As most countries in Africa are enmeshed in crises of nation building exemplified by grand corruption in high and low places, Chinese Confucianism offer great lessons on how to engage in ethical revolution by utilizing  culture as the strongest weapon for national consciousness, patriotism and national rebirth. All over the world, China is renowned for its zero tolerance for corruption almost the same way the country has earned positive global recognition in the successful war against extreme poverty. The logic is very simple, no corrupt nation has ever developed or fought poverty successfully.

This piece further argues that all pervasive grand corruption in Africa is one of the main reasons for the age-long grinding poverty and underdevelopment on the continent. As the Catholic Secretariat once observed, corruption in Nigeria (as in most parts of sub-Saharan Africa) breeds inefficiency, diminishes productivity, discourages investment, fuels inflation and capital flight and institutes regime of poverty and unemployment…. Therefore, if Africa will ever escape extreme poverty and experience meaningful development, ‘corruption must be killed, before it killed us.’5   The best way to win the war against corruption in Africa is the China way- death sentence to the culprits (especially the public or government officials at all levels).6


 In conclusion, it is very apt here to refer to the immortal thought of late Obafemi Awolowo that the best way to achieve genuine peace and development in Africa is by successfully waging “….the war against grinding poverty, hunger, preventable diseases, squalor, and ignorance among the masses of our people….” with purposeful leadership, patriotism, and grim determination.7 And perhaps the best way to achieve this is by imbibing and practicing the critical lessons accruable to most African leaders and citizens from their new found love with China.
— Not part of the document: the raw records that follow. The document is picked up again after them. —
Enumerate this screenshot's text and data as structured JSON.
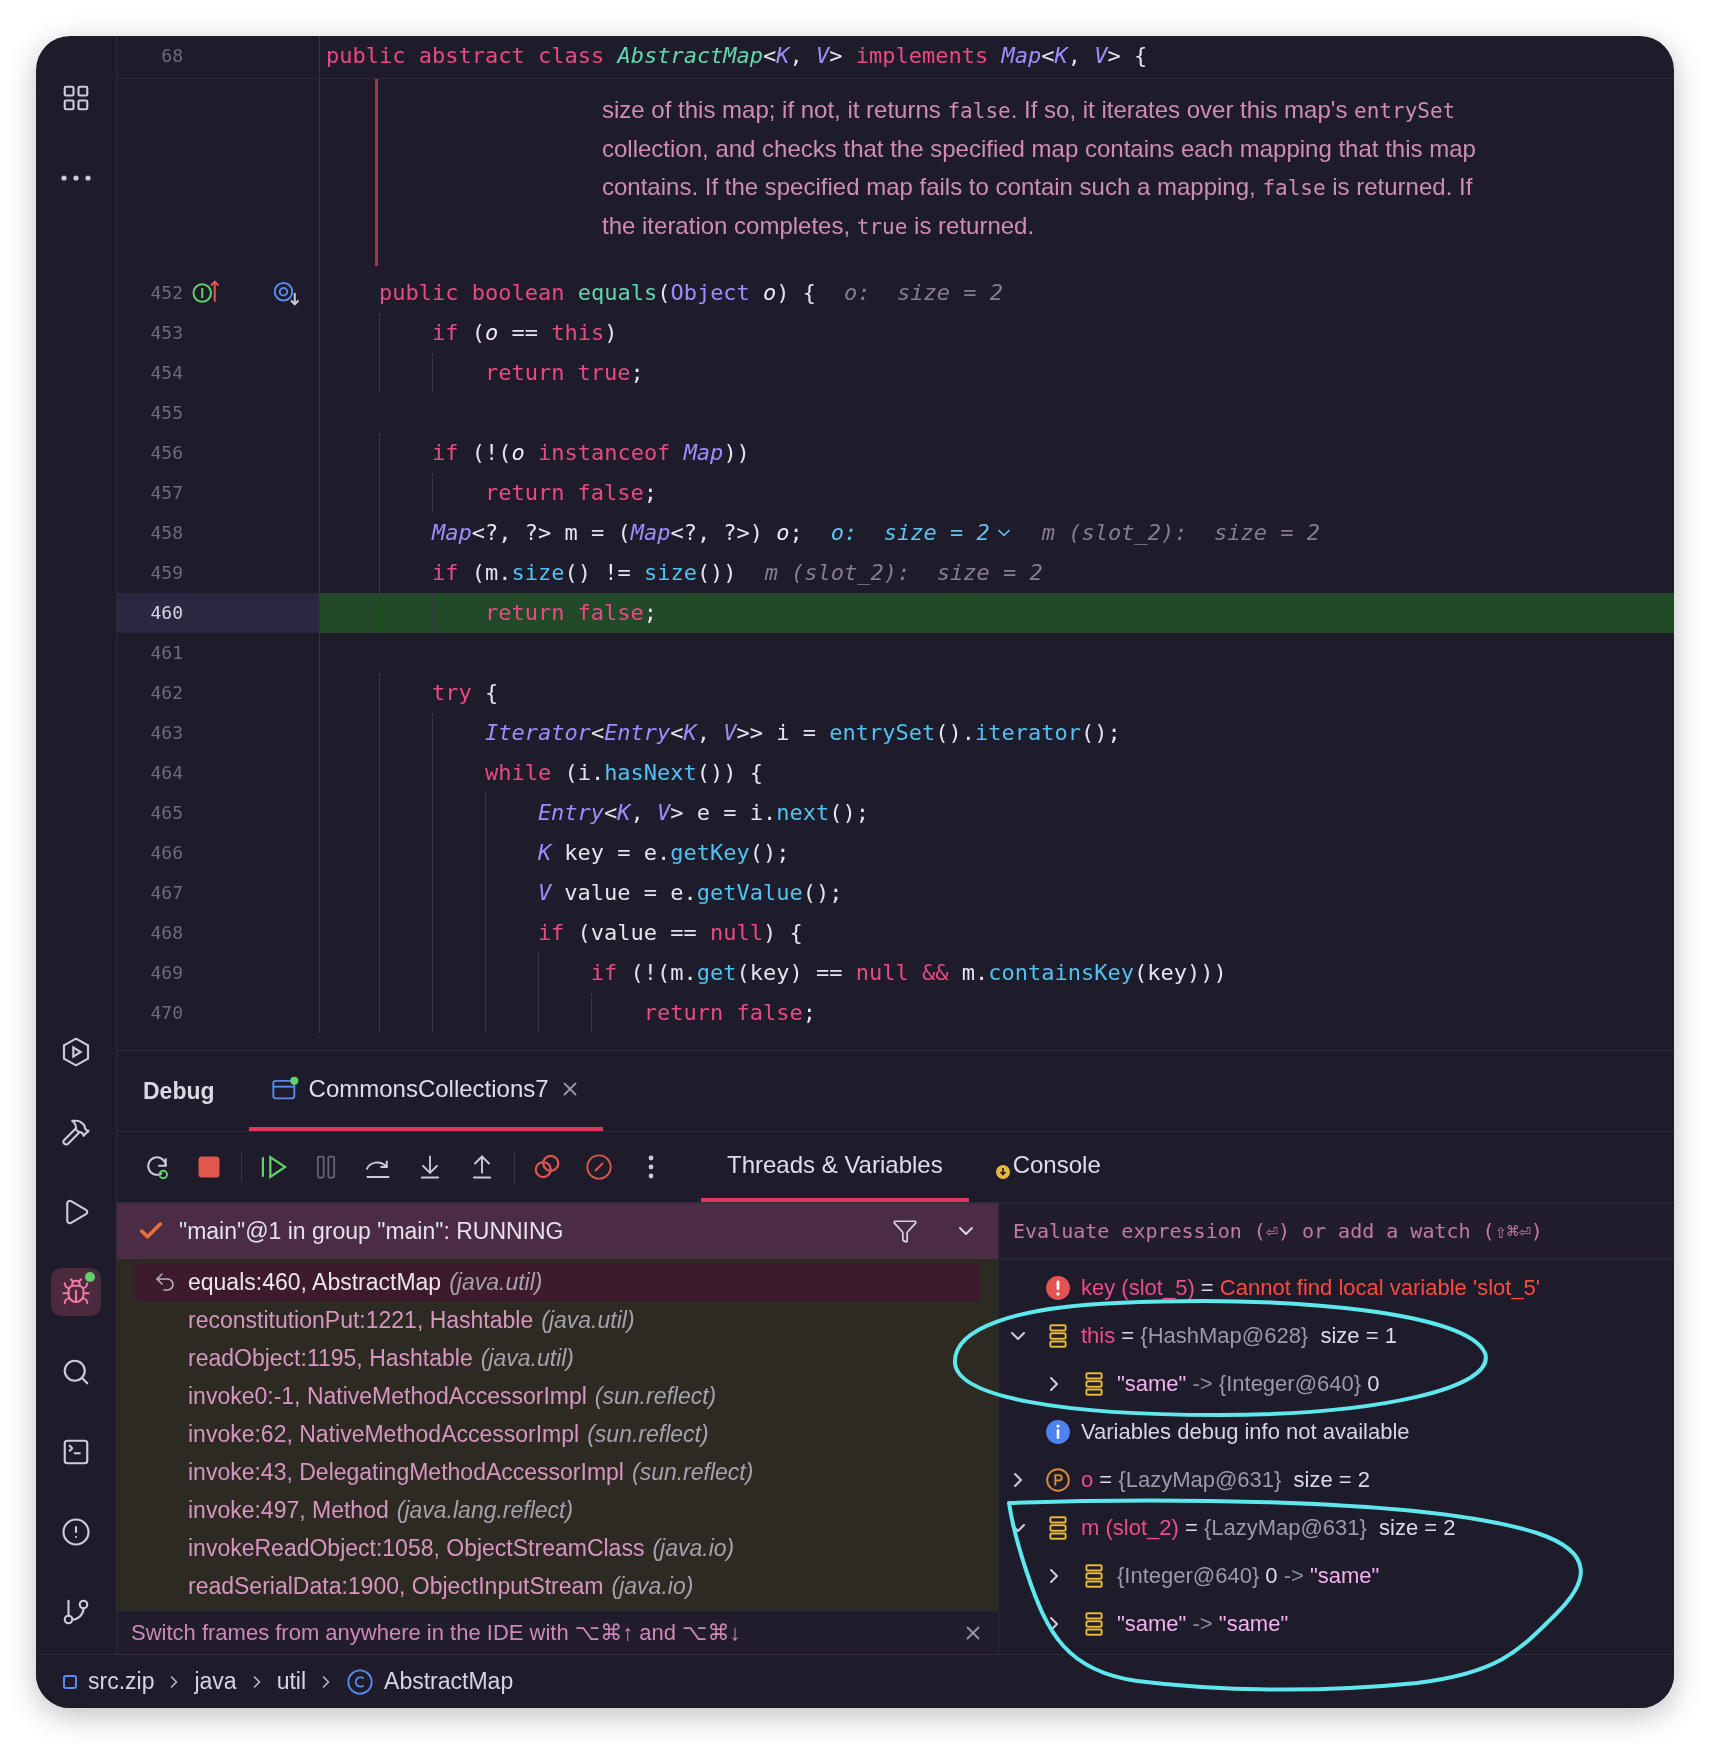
{
  "tool_strip": {
    "top": [
      {
        "kind": "project",
        "selected": false
      },
      {
        "kind": "more",
        "selected": false
      }
    ],
    "bottom": [
      {
        "kind": "services",
        "selected": false
      },
      {
        "kind": "build",
        "selected": false
      },
      {
        "kind": "run",
        "selected": false
      },
      {
        "kind": "debug",
        "selected": true
      },
      {
        "kind": "search",
        "selected": false
      },
      {
        "kind": "terminal",
        "selected": false
      },
      {
        "kind": "problems",
        "selected": false
      },
      {
        "kind": "git",
        "selected": false
      }
    ]
  },
  "editor": {
    "sticky_line": {
      "number": "68",
      "tokens": [
        {
          "text": "public abstract class ",
          "kind": "kw"
        },
        {
          "text": "AbstractMap",
          "kind": "class-decl"
        },
        {
          "text": "<",
          "kind": "plain"
        },
        {
          "text": "K",
          "kind": "type"
        },
        {
          "text": ", ",
          "kind": "plain"
        },
        {
          "text": "V",
          "kind": "type"
        },
        {
          "text": "> ",
          "kind": "plain"
        },
        {
          "text": "implements ",
          "kind": "kw"
        },
        {
          "text": "Map",
          "kind": "type"
        },
        {
          "text": "<",
          "kind": "plain"
        },
        {
          "text": "K",
          "kind": "type"
        },
        {
          "text": ", ",
          "kind": "plain"
        },
        {
          "text": "V",
          "kind": "type"
        },
        {
          "text": "> {",
          "kind": "plain"
        }
      ]
    },
    "doc_comment": {
      "lines": [
        [
          {
            "text": "size of this map; if not, it returns ",
            "kind": "text"
          },
          {
            "text": "false",
            "kind": "code"
          },
          {
            "text": ". If so, it iterates over this map's ",
            "kind": "text"
          },
          {
            "text": "entrySet",
            "kind": "code"
          }
        ],
        [
          {
            "text": "collection, and checks that the specified map contains each mapping that this map",
            "kind": "text"
          }
        ],
        [
          {
            "text": "contains. If the specified map fails to contain such a mapping, ",
            "kind": "text"
          },
          {
            "text": "false",
            "kind": "code"
          },
          {
            "text": " is returned. If",
            "kind": "text"
          }
        ],
        [
          {
            "text": "the iteration completes, ",
            "kind": "text"
          },
          {
            "text": "true",
            "kind": "code"
          },
          {
            "text": " is returned.",
            "kind": "text"
          }
        ]
      ]
    },
    "lines": [
      {
        "number": "452",
        "current": false,
        "markers": [
          {
            "kind": "implements"
          },
          {
            "kind": "overridden"
          }
        ],
        "tokens": [
          {
            "text": "    public boolean ",
            "kind": "kw"
          },
          {
            "text": "equals",
            "kind": "method-decl"
          },
          {
            "text": "(",
            "kind": "plain"
          },
          {
            "text": "Object ",
            "kind": "cls"
          },
          {
            "text": "o",
            "kind": "param"
          },
          {
            "text": ") {",
            "kind": "plain"
          }
        ],
        "hints": [
          {
            "text": "o:  size = 2",
            "active": false,
            "expandable": false
          }
        ]
      },
      {
        "number": "453",
        "current": false,
        "tokens": [
          {
            "text": "        if",
            "kind": "kw"
          },
          {
            "text": " (",
            "kind": "plain"
          },
          {
            "text": "o",
            "kind": "param"
          },
          {
            "text": " == ",
            "kind": "plain"
          },
          {
            "text": "this",
            "kind": "kw"
          },
          {
            "text": ")",
            "kind": "plain"
          }
        ]
      },
      {
        "number": "454",
        "current": false,
        "tokens": [
          {
            "text": "            return true",
            "kind": "kw"
          },
          {
            "text": ";",
            "kind": "plain"
          }
        ]
      },
      {
        "number": "455",
        "current": false
      },
      {
        "number": "456",
        "current": false,
        "tokens": [
          {
            "text": "        if",
            "kind": "kw"
          },
          {
            "text": " (!(",
            "kind": "plain"
          },
          {
            "text": "o",
            "kind": "param"
          },
          {
            "text": " instanceof ",
            "kind": "kw"
          },
          {
            "text": "Map",
            "kind": "type"
          },
          {
            "text": "))",
            "kind": "plain"
          }
        ]
      },
      {
        "number": "457",
        "current": false,
        "tokens": [
          {
            "text": "            return false",
            "kind": "kw"
          },
          {
            "text": ";",
            "kind": "plain"
          }
        ]
      },
      {
        "number": "458",
        "current": false,
        "tokens": [
          {
            "text": "        Map",
            "kind": "type"
          },
          {
            "text": "<?, ?> m = (",
            "kind": "plain"
          },
          {
            "text": "Map",
            "kind": "type"
          },
          {
            "text": "<?, ?>) ",
            "kind": "plain"
          },
          {
            "text": "o",
            "kind": "param"
          },
          {
            "text": ";",
            "kind": "plain"
          }
        ],
        "hints": [
          {
            "text": "o:  size = 2",
            "active": true,
            "expandable": true
          },
          {
            "text": "m (slot_2):  size = 2",
            "active": false,
            "expandable": false
          }
        ]
      },
      {
        "number": "459",
        "current": false,
        "tokens": [
          {
            "text": "        if",
            "kind": "kw"
          },
          {
            "text": " (m.",
            "kind": "plain"
          },
          {
            "text": "size",
            "kind": "call"
          },
          {
            "text": "() != ",
            "kind": "plain"
          },
          {
            "text": "size",
            "kind": "call"
          },
          {
            "text": "())",
            "kind": "plain"
          }
        ],
        "hints": [
          {
            "text": "m (slot_2):  size = 2",
            "active": false,
            "expandable": false
          }
        ]
      },
      {
        "number": "460",
        "current": true,
        "tokens": [
          {
            "text": "            return false",
            "kind": "kw"
          },
          {
            "text": ";",
            "kind": "plain"
          }
        ]
      },
      {
        "number": "461",
        "current": false
      },
      {
        "number": "462",
        "current": false,
        "tokens": [
          {
            "text": "        try",
            "kind": "kw"
          },
          {
            "text": " {",
            "kind": "plain"
          }
        ]
      },
      {
        "number": "463",
        "current": false,
        "tokens": [
          {
            "text": "            Iterator",
            "kind": "type"
          },
          {
            "text": "<",
            "kind": "plain"
          },
          {
            "text": "Entry",
            "kind": "type"
          },
          {
            "text": "<",
            "kind": "plain"
          },
          {
            "text": "K",
            "kind": "type"
          },
          {
            "text": ", ",
            "kind": "plain"
          },
          {
            "text": "V",
            "kind": "type"
          },
          {
            "text": ">> i = ",
            "kind": "plain"
          },
          {
            "text": "entrySet",
            "kind": "call"
          },
          {
            "text": "().",
            "kind": "plain"
          },
          {
            "text": "iterator",
            "kind": "call"
          },
          {
            "text": "();",
            "kind": "plain"
          }
        ]
      },
      {
        "number": "464",
        "current": false,
        "tokens": [
          {
            "text": "            while",
            "kind": "kw"
          },
          {
            "text": " (i.",
            "kind": "plain"
          },
          {
            "text": "hasNext",
            "kind": "call"
          },
          {
            "text": "()) {",
            "kind": "plain"
          }
        ]
      },
      {
        "number": "465",
        "current": false,
        "tokens": [
          {
            "text": "                Entry",
            "kind": "type"
          },
          {
            "text": "<",
            "kind": "plain"
          },
          {
            "text": "K",
            "kind": "type"
          },
          {
            "text": ", ",
            "kind": "plain"
          },
          {
            "text": "V",
            "kind": "type"
          },
          {
            "text": "> e = i.",
            "kind": "plain"
          },
          {
            "text": "next",
            "kind": "call"
          },
          {
            "text": "();",
            "kind": "plain"
          }
        ]
      },
      {
        "number": "466",
        "current": false,
        "tokens": [
          {
            "text": "                K",
            "kind": "type"
          },
          {
            "text": " key = e.",
            "kind": "plain"
          },
          {
            "text": "getKey",
            "kind": "call"
          },
          {
            "text": "();",
            "kind": "plain"
          }
        ]
      },
      {
        "number": "467",
        "current": false,
        "tokens": [
          {
            "text": "                V",
            "kind": "type"
          },
          {
            "text": " value = e.",
            "kind": "plain"
          },
          {
            "text": "getValue",
            "kind": "call"
          },
          {
            "text": "();",
            "kind": "plain"
          }
        ]
      },
      {
        "number": "468",
        "current": false,
        "tokens": [
          {
            "text": "                if",
            "kind": "kw"
          },
          {
            "text": " (value == ",
            "kind": "plain"
          },
          {
            "text": "null",
            "kind": "kw"
          },
          {
            "text": ") {",
            "kind": "plain"
          }
        ]
      },
      {
        "number": "469",
        "current": false,
        "tokens": [
          {
            "text": "                    if",
            "kind": "kw"
          },
          {
            "text": " (!(m.",
            "kind": "plain"
          },
          {
            "text": "get",
            "kind": "call"
          },
          {
            "text": "(key) == ",
            "kind": "plain"
          },
          {
            "text": "null",
            "kind": "kw"
          },
          {
            "text": " &&",
            "kind": "kw"
          },
          {
            "text": " m.",
            "kind": "plain"
          },
          {
            "text": "containsKey",
            "kind": "call"
          },
          {
            "text": "(key)))",
            "kind": "plain"
          }
        ]
      },
      {
        "number": "470",
        "current": false,
        "tokens": [
          {
            "text": "                        return false",
            "kind": "kw"
          },
          {
            "text": ";",
            "kind": "plain"
          }
        ]
      }
    ]
  },
  "debug": {
    "title": "Debug",
    "tabs": [
      {
        "label": "CommonsCollections7",
        "selected": true
      }
    ],
    "toolbar": [
      {
        "kind": "rerun",
        "disabled": false
      },
      {
        "kind": "stop",
        "disabled": false
      },
      {
        "kind": "resume",
        "disabled": false
      },
      {
        "kind": "pause",
        "disabled": true
      },
      {
        "kind": "step-over",
        "disabled": false
      },
      {
        "kind": "step-into",
        "disabled": false
      },
      {
        "kind": "step-out",
        "disabled": false
      },
      {
        "kind": "breakpoints",
        "disabled": false
      },
      {
        "kind": "mute",
        "disabled": false
      },
      {
        "kind": "more",
        "disabled": false
      }
    ],
    "view_tabs": [
      {
        "label": "Threads & Variables",
        "selected": true,
        "kind": "plain"
      },
      {
        "label": "Console",
        "selected": false,
        "kind": "badge"
      }
    ],
    "thread": {
      "label": "\"main\"@1 in group \"main\": RUNNING"
    },
    "frames": [
      {
        "method": "equals:460, AbstractMap",
        "package": "(java.util)",
        "selected": true
      },
      {
        "method": "reconstitutionPut:1221, Hashtable",
        "package": "(java.util)",
        "selected": false
      },
      {
        "method": "readObject:1195, Hashtable",
        "package": "(java.util)",
        "selected": false
      },
      {
        "method": "invoke0:-1, NativeMethodAccessorImpl",
        "package": "(sun.reflect)",
        "selected": false
      },
      {
        "method": "invoke:62, NativeMethodAccessorImpl",
        "package": "(sun.reflect)",
        "selected": false
      },
      {
        "method": "invoke:43, DelegatingMethodAccessorImpl",
        "package": "(sun.reflect)",
        "selected": false
      },
      {
        "method": "invoke:497, Method",
        "package": "(java.lang.reflect)",
        "selected": false
      },
      {
        "method": "invokeReadObject:1058, ObjectStreamClass",
        "package": "(java.io)",
        "selected": false
      },
      {
        "method": "readSerialData:1900, ObjectInputStream",
        "package": "(java.io)",
        "selected": false
      }
    ],
    "hint": "Switch frames from anywhere in the IDE with ⌥⌘↑ and ⌥⌘↓",
    "evaluate": {
      "placeholder": "Evaluate expression (⏎) or add a watch (⇧⌘⏎)"
    },
    "variables": [
      {
        "kind": "error",
        "parts": [
          {
            "text": "key (slot_5)",
            "kind": "name"
          },
          {
            "text": " = ",
            "kind": "plain"
          },
          {
            "text": "Cannot find local variable 'slot_5'",
            "kind": "error"
          }
        ]
      },
      {
        "kind": "field",
        "expanded": true,
        "parts": [
          {
            "text": "this",
            "kind": "name"
          },
          {
            "text": " = ",
            "kind": "plain"
          },
          {
            "text": "{HashMap@628}",
            "kind": "ref"
          },
          {
            "text": "  size = 1",
            "kind": "plain"
          }
        ],
        "children": [
          {
            "kind": "field",
            "expanded": false,
            "parts": [
              {
                "text": "\"same\"",
                "kind": "str"
              },
              {
                "text": " -> ",
                "kind": "arrow"
              },
              {
                "text": "{Integer@640}",
                "kind": "ref"
              },
              {
                "text": " 0",
                "kind": "plain"
              }
            ]
          }
        ]
      },
      {
        "kind": "info",
        "parts": [
          {
            "text": "Variables debug info not available",
            "kind": "info"
          }
        ]
      },
      {
        "kind": "param",
        "expanded": false,
        "parts": [
          {
            "text": "o",
            "kind": "name"
          },
          {
            "text": " = ",
            "kind": "plain"
          },
          {
            "text": "{LazyMap@631}",
            "kind": "ref"
          },
          {
            "text": "  size = 2",
            "kind": "plain"
          }
        ]
      },
      {
        "kind": "field",
        "expanded": true,
        "parts": [
          {
            "text": "m (slot_2)",
            "kind": "name"
          },
          {
            "text": " = ",
            "kind": "plain"
          },
          {
            "text": "{LazyMap@631}",
            "kind": "ref"
          },
          {
            "text": "  size = 2",
            "kind": "plain"
          }
        ],
        "children": [
          {
            "kind": "field",
            "expanded": false,
            "parts": [
              {
                "text": "{Integer@640}",
                "kind": "ref"
              },
              {
                "text": " 0",
                "kind": "plain"
              },
              {
                "text": " -> ",
                "kind": "arrow"
              },
              {
                "text": "\"same\"",
                "kind": "str"
              }
            ]
          },
          {
            "kind": "field",
            "expanded": false,
            "parts": [
              {
                "text": "\"same\"",
                "kind": "str"
              },
              {
                "text": " -> ",
                "kind": "arrow"
              },
              {
                "text": "\"same\"",
                "kind": "str"
              }
            ]
          }
        ]
      }
    ]
  },
  "breadcrumbs": [
    {
      "text": "src.zip",
      "kind": "archive"
    },
    {
      "text": "java",
      "kind": "package"
    },
    {
      "text": "util",
      "kind": "package"
    },
    {
      "text": "AbstractMap",
      "kind": "class"
    }
  ]
}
Certainly, China has been a positive influence on African economies, but one country alone cannot eliminate global poverty. As Deborah Brautigam  once stressed: “only African governments can play this role in Africa, not China. While African countries could use China as a model (in combination with existing models) for reducing poverty and achieve overall development; they must continue to strive to create creative conditions for wealth generation and greater opportunities for Africans just as China is doing for the Chinese.


1 Graham Allison ,  “Beijing’s anti-poverty drive has lessons for all” , 2018.
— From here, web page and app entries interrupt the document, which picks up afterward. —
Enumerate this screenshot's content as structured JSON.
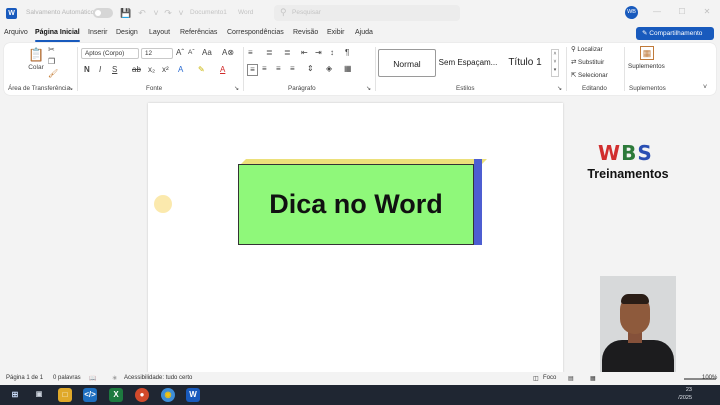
{
  "titlebar": {
    "app_badge": "W",
    "autosave_label": "Salvamento Automático",
    "doc_name": "Documento1",
    "save_state": "Word",
    "search_placeholder": "Pesquisar",
    "avatar_initials": "WB"
  },
  "tabs": [
    {
      "label": "Arquivo"
    },
    {
      "label": "Página Inicial"
    },
    {
      "label": "Inserir"
    },
    {
      "label": "Design"
    },
    {
      "label": "Layout"
    },
    {
      "label": "Referências"
    },
    {
      "label": "Correspondências"
    },
    {
      "label": "Revisão"
    },
    {
      "label": "Exibir"
    },
    {
      "label": "Ajuda"
    }
  ],
  "active_tab": "Página Inicial",
  "share_button": "Compartilhamento",
  "ribbon": {
    "clipboard": {
      "paste_label": "Colar",
      "group_label": "Área de Transferência"
    },
    "font": {
      "font_name": "Aptos (Corpo)",
      "font_size": "12",
      "group_label": "Fonte"
    },
    "paragraph": {
      "group_label": "Parágrafo"
    },
    "styles": {
      "items": [
        "Normal",
        "Sem Espaçam...",
        "Título 1"
      ],
      "group_label": "Estilos"
    },
    "editing": {
      "find": "Localizar",
      "replace": "Substituir",
      "select": "Selecionar",
      "group_label": "Editando"
    },
    "addins": {
      "label": "Suplementos",
      "group_label": "Suplementos"
    }
  },
  "document": {
    "box_title": "Dica no Word",
    "logo_w": "W",
    "logo_b": "B",
    "logo_s": "S",
    "logo_sub": "Treinamentos"
  },
  "colors": {
    "accent": "#185abd",
    "box_front": "#8ff87a",
    "box_top": "#ece07a",
    "box_side": "#4d5ed1"
  },
  "statusbar": {
    "page": "Página 1 de 1",
    "words": "0 palavras",
    "accessibility": "Acessibilidade: tudo certo",
    "focus": "Foco",
    "zoom": "100%"
  },
  "taskbar": {
    "time": "23",
    "date": "/2025"
  }
}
2 This is according to the World Bank and the International Poverty Reduction Center in China (IPRCC)

3 See: Calestous Juma, “Lessons Africa Must Learn from Chinese Expansion,” available at;Makhtar Diop,  “Lessons for Africa from China’s Growth” online at : and  Maria Ana Lugo, Martin Raiser, and Ruslan Yemtsov What’s next for poverty reduction policies in China?, . Retrieved on February , 2022

4 Nadège Rolland, “a new great game? Situating Africa in China’s Strategic Thinking” NBR Special Report No 91, 2021 at . Retrieved on February 25, 2022
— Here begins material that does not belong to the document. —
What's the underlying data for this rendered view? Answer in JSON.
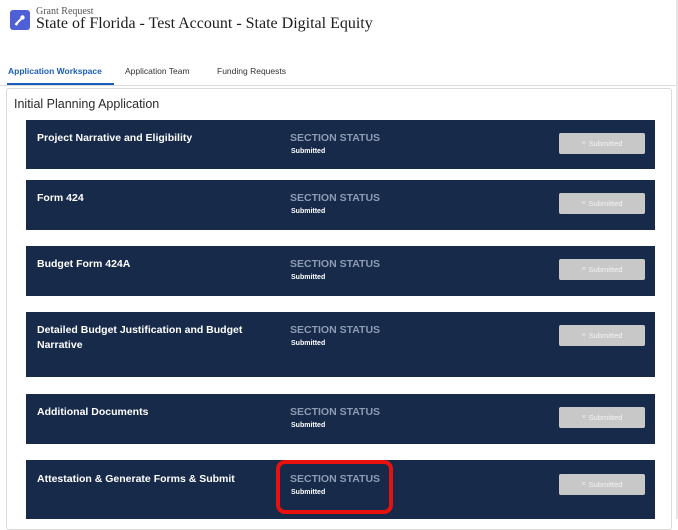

5 See

6 See

7 Obafemi Awolowo,(public lecture,May 1970 in Ibadan)Quoted in  Tekena N.Tamuno, Stakeholders at War in Nigeria, from Lord Lugard to Goodluck  Jonathan,Vol.2,Ibadan,Stirling-Holden Publishers Ltd.2012.65.

Dr Olusoji Samuel Carnegie (formerly Olusoji Samuel Oyeranmi) earned his Doctor of Literature and Philosophy  from the University of South Africa (UNISA) in 2018. He was until September 30th 2021, a Lecturer at the Department of History and Diplomatic Studies, Olabisi Onabanjo University, Ago Iwoye, Ogun State, Nigeria; where introduced two courses on “Introduction to Chinese History and China-Africa Relations into the Departmental Curriculum. He is currently an Independent Researcher and a Postdoctoral Researcher with Professor Akin Alao, Department of History, Obafemi Awolowo University, Ile-Ife, Osun State, Nigeria. His research interests include: Environmental history, Chinese Studies, International/Diplomatic History, Urban Studies, Peace/Ethnic Studies, Democracy and Development, Leadership, Entrepreneurship and Youth Development.